Proactive and preventive risk management is the strongest defense against an issue having a significant negative impact on a project.

Difference between risk and issue

While risk and issue have a definite connection, there are also differences. Of note:

  • A risk can be either positive or negative; an issue is only negative.
  • A risk may or may not occur in the future; an issue is happening now.
  • A high-impact risk has a mitigation plan for the future; an issue needs immediate action to reduce negative impact.
  • Risks are documented in the risk Register for what could happen; Issues are recorded in the Issue Log for what is or did happen.
  • Risks have a probability of occurrence rating; issues do not because they did happen or are occurring.
  • Risks have a mitigation plan to influence the likelihood of occurrence; issues do not as they happen.

The most important part of “risk vs. issue” is time orientation: risk management is about looking ahead and preparing for the unknown but possible, and issue work is the response to what is impacting the project in the current moment and was not expected.

Similarities between Risk and Issue

While there is a “risk vs. issue” aspect of project management, there are also similarities between the risk and issue components.

  • There are many types of risks and issues in any project.
  • Not all projects of the same kind will have the same risk or experience the same issue.
  • Lessons learned from similar projects can be incredibly helpful in planning for risk or responding to an issue.
  • The project team works with the project manager to identify risk, conduct risk management activities, and determine the needed action when an issue occurs.
  • There is project risk documentation and project issue documentation.
  • The scope and type of either risk or issue can change through the course of a project.
  • The project manager must lead the team through change, risk events, and issue response activities.

The most crucial part of understanding risk and issue in terms of similarity is that both are part of project management for any project.

Summary

A project manager who understands the role, difference, and similarity between risk and issue will manage his or her work more effectively, even in times of change or unexpected events.

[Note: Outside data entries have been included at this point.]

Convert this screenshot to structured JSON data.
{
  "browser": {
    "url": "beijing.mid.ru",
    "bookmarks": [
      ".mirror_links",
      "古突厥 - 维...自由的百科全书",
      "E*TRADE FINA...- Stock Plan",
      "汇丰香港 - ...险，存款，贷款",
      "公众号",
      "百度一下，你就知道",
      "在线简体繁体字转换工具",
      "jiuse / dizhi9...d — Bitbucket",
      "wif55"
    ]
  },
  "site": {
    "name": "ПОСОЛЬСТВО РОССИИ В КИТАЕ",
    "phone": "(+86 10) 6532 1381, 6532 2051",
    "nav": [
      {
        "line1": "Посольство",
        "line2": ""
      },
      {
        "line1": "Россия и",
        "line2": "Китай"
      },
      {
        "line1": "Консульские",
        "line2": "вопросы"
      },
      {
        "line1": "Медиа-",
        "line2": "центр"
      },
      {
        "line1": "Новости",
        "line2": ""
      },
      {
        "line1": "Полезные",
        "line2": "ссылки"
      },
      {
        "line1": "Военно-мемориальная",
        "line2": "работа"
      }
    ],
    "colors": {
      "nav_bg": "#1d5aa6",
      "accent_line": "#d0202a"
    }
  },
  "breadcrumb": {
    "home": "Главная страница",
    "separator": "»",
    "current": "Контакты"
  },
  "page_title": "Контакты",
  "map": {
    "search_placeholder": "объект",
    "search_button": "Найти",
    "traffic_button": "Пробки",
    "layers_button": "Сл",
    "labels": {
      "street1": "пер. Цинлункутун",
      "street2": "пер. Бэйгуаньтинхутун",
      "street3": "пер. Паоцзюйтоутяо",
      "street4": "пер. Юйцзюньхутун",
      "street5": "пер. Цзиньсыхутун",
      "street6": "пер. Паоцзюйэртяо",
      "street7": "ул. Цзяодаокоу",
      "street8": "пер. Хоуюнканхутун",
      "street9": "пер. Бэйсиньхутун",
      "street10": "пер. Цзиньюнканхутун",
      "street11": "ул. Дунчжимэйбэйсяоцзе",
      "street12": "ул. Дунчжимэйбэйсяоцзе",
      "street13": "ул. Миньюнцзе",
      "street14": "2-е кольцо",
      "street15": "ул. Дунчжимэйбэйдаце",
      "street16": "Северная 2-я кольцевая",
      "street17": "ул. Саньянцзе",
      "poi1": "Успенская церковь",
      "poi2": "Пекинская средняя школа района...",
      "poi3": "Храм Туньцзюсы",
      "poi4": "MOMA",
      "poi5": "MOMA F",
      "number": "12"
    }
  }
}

A risk is a possibility, and depending on the potential impact, there will be a corresponding mitigation plan to use in the future if needed. An issue can come from a risk, but that is not always the case and is an event or change necessitating immediate action as it is happening or has happened. The project manager needs to consider “if this happened, then what could be the impact?” for risk and “this happened, how do we respond” for the issue. All risk and issue work should be documented in project management efforts.

Upcoming PMP Certification Training – Live & Online Classes

NameDatePlace
PMP Certification TrainingJun 3,4,5,6
8:30am-6:00pm
Boston, MAView Details
PMP Certification TrainingJul 22,23,24,25
8:30am-6:00pm
Boston, MAView Details
PMP Certification TrainingJun 3-6 & 10-13
5:00pm-9:30pm
Online - Green Mean Time (GMT)View Details
PMP Certification Training
Jun 3,4,5,6 8:30am-6:00pm
Boston, MA
PMP Certification Training
Jul 22,23,24,25 8:30am-6:00pm
Boston, MA
PMP Certification Training
Jun 3-6 & 10-13 5:00pm-9:30pm
Online - Green Mean Time (GMT)


Author profile
PMA Logo
Erin Aldridge, PMP, PMI-ACP, & CSPO
Director of Product Development at
Erin Aldridge, PMP, PMI-ACP, & CSPO